◆ TASK INSTRUCTIONS
Everything in the data below is to be reproduced without any deviation.

◆ RECORDS SUPPLIED
--- START ---

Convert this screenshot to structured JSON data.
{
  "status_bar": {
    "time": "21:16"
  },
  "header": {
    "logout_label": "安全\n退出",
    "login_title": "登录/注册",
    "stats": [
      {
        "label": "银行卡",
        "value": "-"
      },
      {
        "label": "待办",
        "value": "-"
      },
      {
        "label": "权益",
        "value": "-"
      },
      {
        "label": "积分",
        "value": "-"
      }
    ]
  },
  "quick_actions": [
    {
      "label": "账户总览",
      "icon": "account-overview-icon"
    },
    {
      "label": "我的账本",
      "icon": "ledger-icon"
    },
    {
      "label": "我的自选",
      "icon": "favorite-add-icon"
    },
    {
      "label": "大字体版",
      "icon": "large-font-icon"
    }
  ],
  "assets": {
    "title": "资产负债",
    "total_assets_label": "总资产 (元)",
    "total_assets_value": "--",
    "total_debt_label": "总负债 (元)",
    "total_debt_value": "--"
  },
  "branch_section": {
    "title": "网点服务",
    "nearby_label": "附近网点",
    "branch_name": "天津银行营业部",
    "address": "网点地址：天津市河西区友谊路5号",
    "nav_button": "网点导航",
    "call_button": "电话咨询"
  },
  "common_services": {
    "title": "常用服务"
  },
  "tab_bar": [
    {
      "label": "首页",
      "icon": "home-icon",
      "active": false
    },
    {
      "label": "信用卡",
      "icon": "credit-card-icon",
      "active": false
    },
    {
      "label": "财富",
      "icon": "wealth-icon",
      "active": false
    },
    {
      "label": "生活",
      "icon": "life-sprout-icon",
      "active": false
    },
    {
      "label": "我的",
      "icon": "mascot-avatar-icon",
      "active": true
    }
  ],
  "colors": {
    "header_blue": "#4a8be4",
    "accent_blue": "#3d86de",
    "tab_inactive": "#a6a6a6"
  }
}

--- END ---

◆ ANSWER
Convert this screenshot to structured JSON data.
{
  "status_bar": {
    "time": "21:16"
  },
  "header": {
    "logout_label": "安全\n退出",
    "login_title": "登录/注册",
    "stats": [
      {
        "label": "银行卡",
        "value": "-"
      },
      {
        "label": "待办",
        "value": "-"
      },
      {
        "label": "权益",
        "value": "-"
      },
      {
        "label": "积分",
        "value": "-"
      }
    ]
  },
  "quick_actions": [
    {
      "label": "账户总览",
      "icon": "account-overview-icon"
    },
    {
      "label": "我的账本",
      "icon": "ledger-icon"
    },
    {
      "label": "我的自选",
      "icon": "favorite-add-icon"
    },
    {
      "label": "大字体版",
      "icon": "large-font-icon"
    }
  ],
  "assets": {
    "title": "资产负债",
    "total_assets_label": "总资产 (元)",
    "total_assets_value": "--",
    "total_debt_label": "总负债 (元)",
    "total_debt_value": "--"
  },
  "branch_section": {
    "title": "网点服务",
    "nearby_label": "附近网点",
    "branch_name": "天津银行营业部",
    "address": "网点地址：天津市河西区友谊路5号",
    "nav_button": "网点导航",
    "call_button": "电话咨询"
  },
  "common_services": {
    "title": "常用服务"
  },
  "tab_bar": [
    {
      "label": "首页",
      "icon": "home-icon",
      "active": false
    },
    {
      "label": "信用卡",
      "icon": "credit-card-icon",
      "active": false
    },
    {
      "label": "财富",
      "icon": "wealth-icon",
      "active": false
    },
    {
      "label": "生活",
      "icon": "life-sprout-icon",
      "active": false
    },
    {
      "label": "我的",
      "icon": "mascot-avatar-icon",
      "active": true
    }
  ],
  "colors": {
    "header_blue": "#4a8be4",
    "accent_blue": "#3d86de",
    "tab_inactive": "#a6a6a6"
  }
}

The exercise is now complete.